M’sian social running app holding virtual marathon challenges
About the author : Payee Solutions
Author’s blurb: I’ve tried a couple of fitness apps before, most notably the Nike App for indoor strength training and Zombies, Run! for outdoor running. Despite following the latter’s simulated zombie apocalypse podcasts, it never kept me motivated enough to run, as no one could hold me accountable if I cheated and just took a brisk walk until the episode was over anyway.
Major sporting events are one of the industries that was halted to stop the spread of COVID-19. Simultaneously, people became more health conscious and finally had more time to exercise thanks to the flexibility of WFH.
Apart from home workouts, jogging and running was one physical activity that was allowed outdoors. But, it tends to be a sport that can get lonely and even boring after a while.
With more runners craving social interactions through the sport, interest and adoption in virtual runs peaked. Social running app, BiiB, thus saw an increase in their user base.
Hence, we caught up with its co-founder and CEO, Sheyong Tan, to find out how they’ve adapted and kept users engaged during global lockdowns.
Running as a team-based activity
Since we last spoke to BiiB in 2017, the platform has added more challenges to their app—which is how they monetise—to encourage team spirit and cross-border competitions.
For example, their #RUNwithOLYMPIANS allowed people to support our national athletes in the Olympics. Here, teams could opt to sign up to have a mystery Olympian join them in the marathon, and exactly who they’d be would remain a secret until the end.
Another event is their Round Country series which started in 2019 in Malaysia. “That was a phenomenal year as we were able to set a record in the Malaysia Book of Records as the largest virtual running event in Malaysia,” shared Sheyong proudly.
Since then, they’ve brought it to Taiwan in 2020, where Macau teams also began joining.
The challenge basically works by getting one community leader to form a team, and members must run a collaborative distance to hit the minimum target set by BiiB. The app is able to track your running activity regardless of whether you’re in a neighbourhood park, stadium, or on the road.
In Singapore’s version (Round Singapore Challenge) that’s currently ongoing, members must run along the island’s coastline for a total of 10 rounds collaboratively to hit the minimum target.
“For larger or stronger teams, they can always push further to achieve the Gold tier or even compete with other teams on the live ranking to be named as one of the greatest teams in the region,” explained Sheyong.

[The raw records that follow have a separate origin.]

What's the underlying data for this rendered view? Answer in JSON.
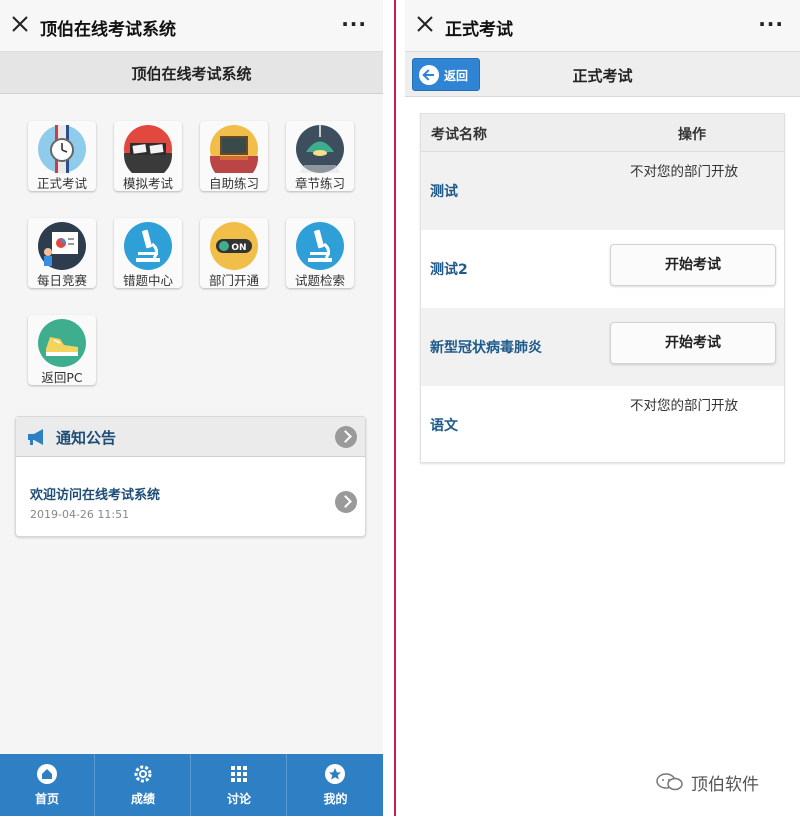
{
  "left": {
    "window_title": "顶伯在线考试系统",
    "more": "···",
    "header_title": "顶伯在线考试系统",
    "tiles": [
      {
        "label": "正式考试"
      },
      {
        "label": "模拟考试"
      },
      {
        "label": "自助练习"
      },
      {
        "label": "章节练习"
      },
      {
        "label": "每日竞赛"
      },
      {
        "label": "错题中心"
      },
      {
        "label": "部门开通"
      },
      {
        "label": "试题检索"
      },
      {
        "label": "返回PC"
      }
    ],
    "toggle_text": "ON",
    "notice": {
      "title": "通知公告",
      "item_title": "欢迎访问在线考试系统",
      "item_date": "2019-04-26 11:51"
    },
    "nav": [
      {
        "label": "首页",
        "icon": "home-icon"
      },
      {
        "label": "成绩",
        "icon": "gear-icon"
      },
      {
        "label": "讨论",
        "icon": "grid-icon"
      },
      {
        "label": "我的",
        "icon": "star-icon"
      }
    ]
  },
  "right": {
    "window_title": "正式考试",
    "more": "···",
    "back_label": "返回",
    "header_title": "正式考试",
    "table": {
      "col_name": "考试名称",
      "col_action": "操作",
      "rows": [
        {
          "name": "测试",
          "status": "不对您的部门开放"
        },
        {
          "name": "测试2",
          "button": "开始考试"
        },
        {
          "name": "新型冠状病毒肺炎",
          "button": "开始考试"
        },
        {
          "name": "语文",
          "status": "不对您的部门开放"
        }
      ]
    },
    "watermark": "顶伯软件"
  },
  "colors": {
    "accent_blue": "#2f7fc5",
    "title_blue": "#1e4d78",
    "divider_red": "#c8204a"
  }
}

Furthermore, BiiB has extended this event to allow communities from Malaysia and Macau to join this challenge. Sheyong told us that it’s one of their methods of encouraging friendly competition and collaboration across borders that the pandemic has forced to close.
“This is also part of our experiment to replicate our success in Malaysia to more active and developed nations such as Singapore,” he said.
Round Singapore Challenge initially targeted onboarding 2,500 participants, but has now recorded a total of 4,123 participants from 80 teams. “With the great results we’ve achieved in Singapore so far, we are now confident to move further into other countries too,” Sheyong shared.
Fostering team spirit for good
On top of setting up friendly competition between SEA countries, BiiB has also worked with companies and NGOs to encourage employee involvement and raise funds for the needy.
Locally, LHDN has used the platform to host its employee engagement programme to promote health and fitness within their workforce while they work remotely. Bukit Jalil Sports School has also used BiiB to engage with their alumnis who could team up virtually based on their graduation years to run with their batchmates.
Additionally, teams have leveraged the Round Singapore Challenge to fundraise for people in need. One of their ongoing campaigns has so far raised over RM2,000 for a baby requiring reconstructive surgery involving her skull and implants in her face due to a neurological condition.
“We hope more communities will do the same to make this event more impactful,” Sheyong expressed.
Setting the path for active and fulfilling lifestyles
Moving forward, BiiB’s team is looking to organise more events that can cater to different groups of people. They include those who want to contribute to charity, or those who want to run as a way to be active with a community that can motivate them.
The team is also working on creating a feature in their app that can help organisations easily create in-house events to promote active lifestyles in employees.
Sheyong hopes to make BiiB an app that will become the largest digital running arena in the world, where individuals can represent their communities in global challenges.
Networking will be one key to that, and being a MaGIC alumni, BiiB has been able to meet other entrepreneurs with insights to share via various programmes. Currently, they’re involved in MaGIC’s Global Market-Fit Programme that helps startups expand and accelerate growth in other countries, an initiative that’s in line with their plans to replicate their success in other nations.
Bottom line: With such a high level of emphasis put into team spirit on BiiB, it’s likely something that would actually push me to keep up with jogging/running even when doing it alone, since my data will be recorded into the app for all my teammates to see and call me out if I cheated.
Editor’s Update: Parts of this article have been updated to reflect greater accuracy of statements.